egg salad sandwich

Oh, and here's the bonus: a canape: Egg Salad with Chives on Radish Rounds. How simple is this, a baby spoonful of egg salad on a sliced radish, with a sliver of chive on top?


Text & images copyright 2010, Lucy Mercer.

Tuesday, April 6, 2010

Sand Castles & Salon

My story for the April Fools' category in the Salon Kitchen Challenge rated a mention in the weekly wrap-up and is an Editor's Pick at Open Salon. I'm now one-fourth of the way through a year of challenges and still having fun. Since January, I've had three SKC winning stories and now five Editor's Picks!

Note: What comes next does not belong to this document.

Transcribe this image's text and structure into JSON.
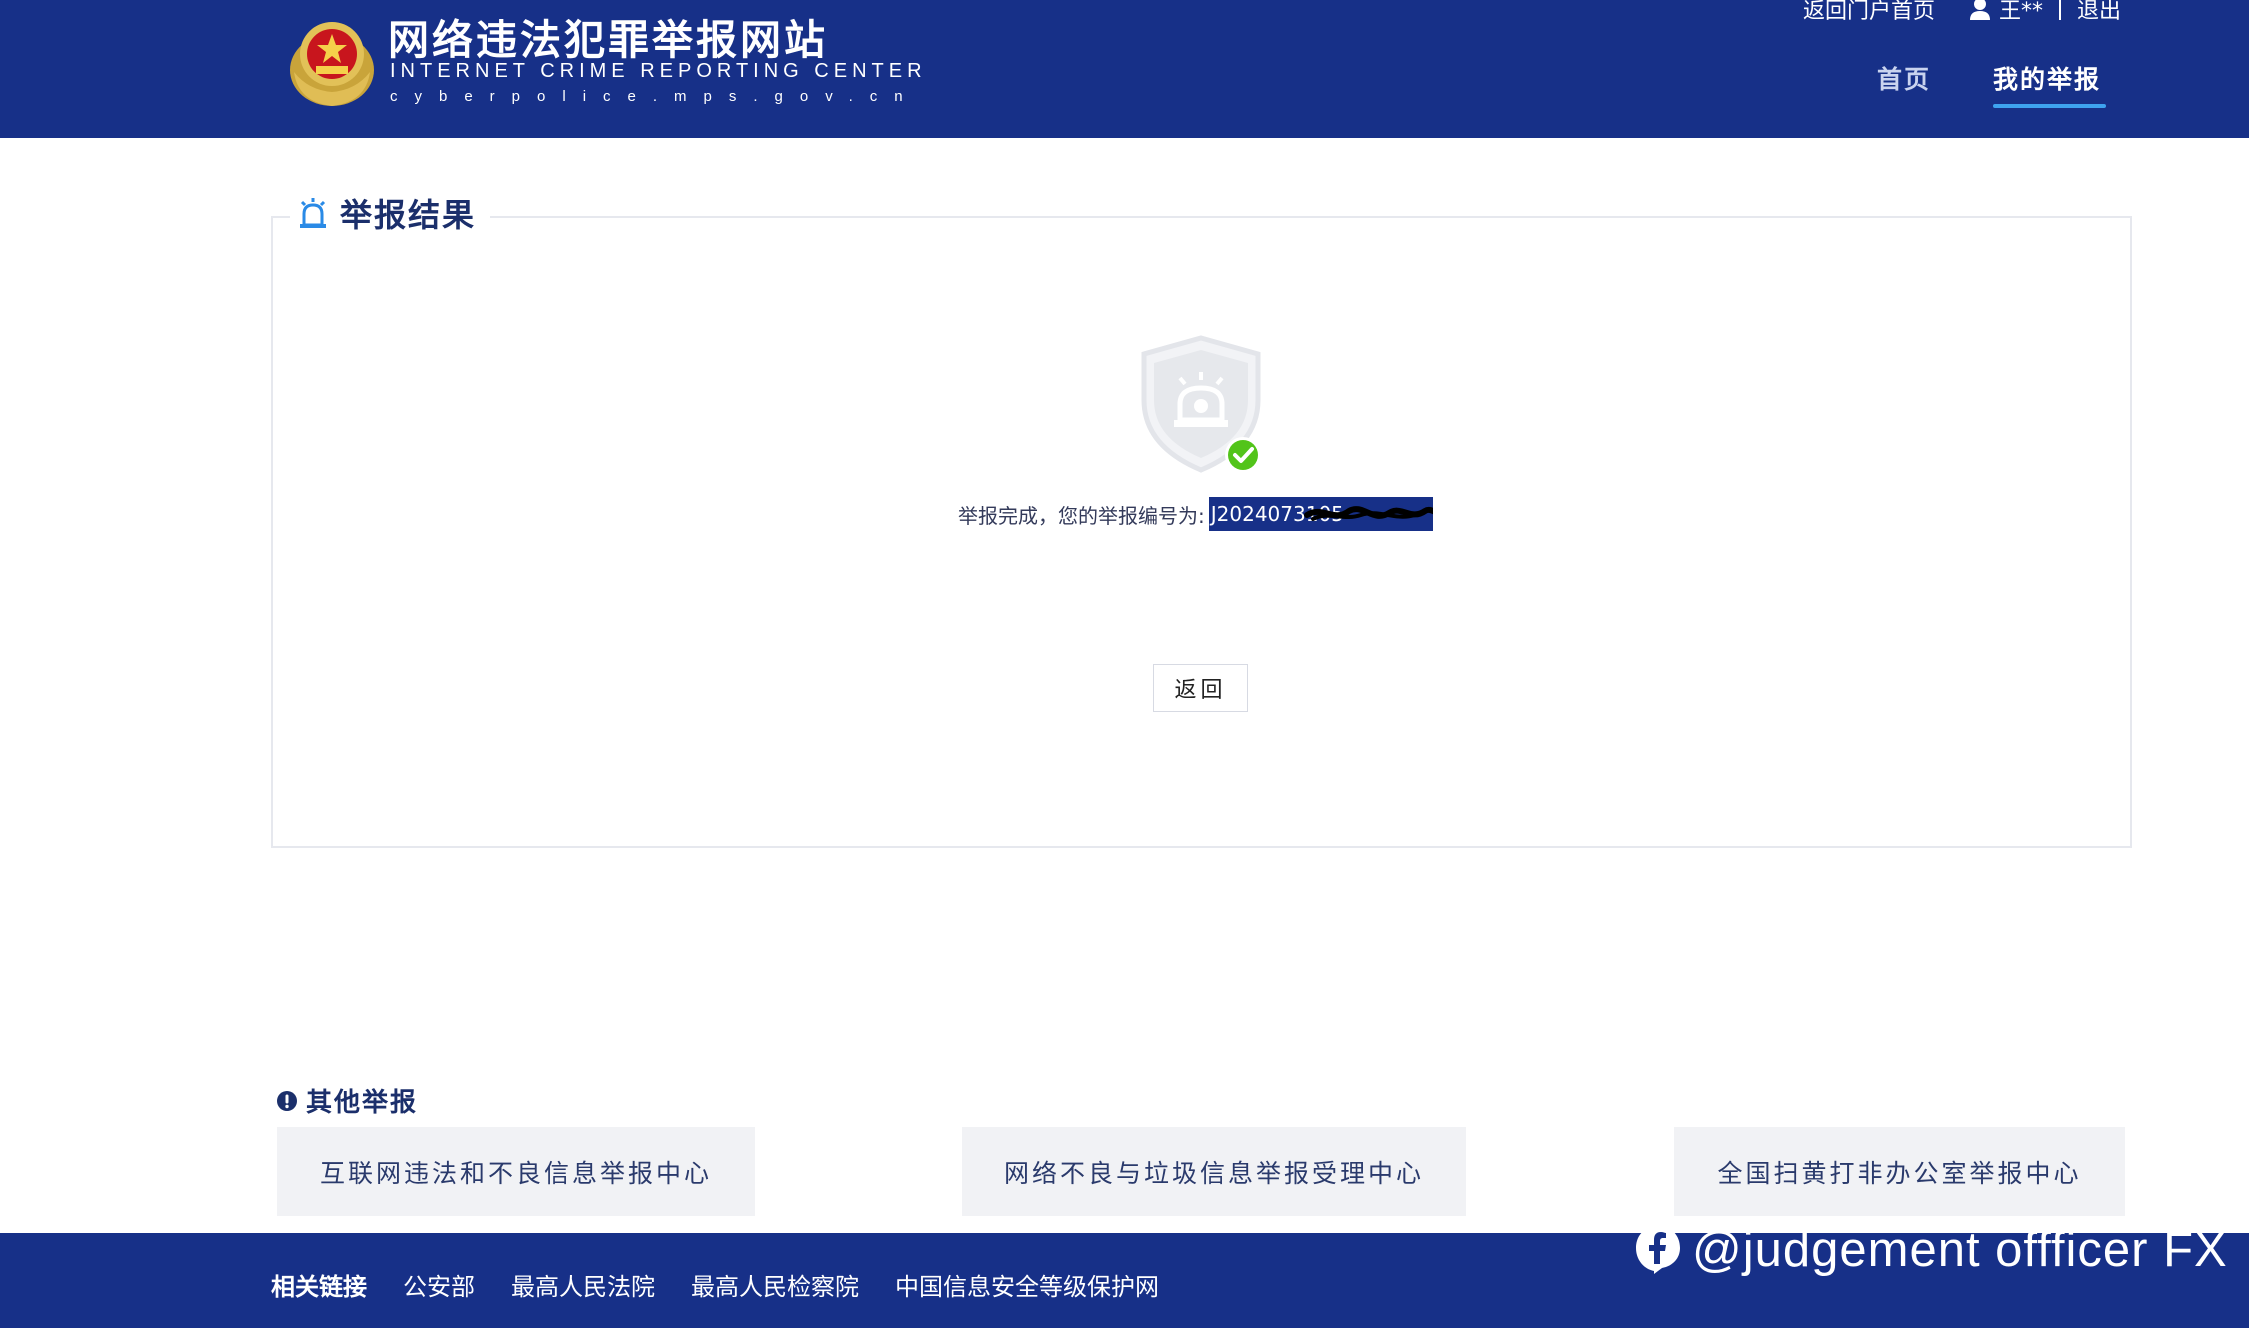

The stories submitted by the other writers are always interesting - this week's winner made sushi from Rice Krispies, but my favorite is a story that uses cookies to explain optical illusions, such as the Kanisza triangle. Here's the wrap-up.

The next category is egg salad, a deceptively simple-sounding challenge. My egg salad is kind of plain, so I'm looking for ideas to jazz it up, especially additions that will appeal to my kids. Let me know if you have a killer egg salad recipe!

Saturday, April 3, 2010

Easter Eggs

Each year before Easter, I buy the egg dye kits, lots of eggs and let my girls have fun dying eggs. It's not a particularly messy project, and very simple to accomplish. The results are just beautiful. The picture at top is the Paas eggs. Good ol' Paas. The package hasn't changed in 40 years. I've used the coloring cups in the past, but they are more expensive and dye fewer eggs, so this year I used the traditional package.

The eggs at the bottom are from a kit called Dudley Majestic eggs and involved kneading a package of dye and then coating individual eggs in a plastic bag. The eggs are spectacular - very unusual.

A couple of notes: I can't imagine eating colored eggs, so I just leave them at room temperature and enjoy them as decorations on the table. They can be used in an egg hunt, but we also put out candy-stuffed plastic eggs so the kids get something better than a (very pretty) rotten egg. And when shopping for eggs, look for the medium size - they are usually the best deal when you buy in quantity.

I wish the blessings of Easter and Passover to my friends and family this year.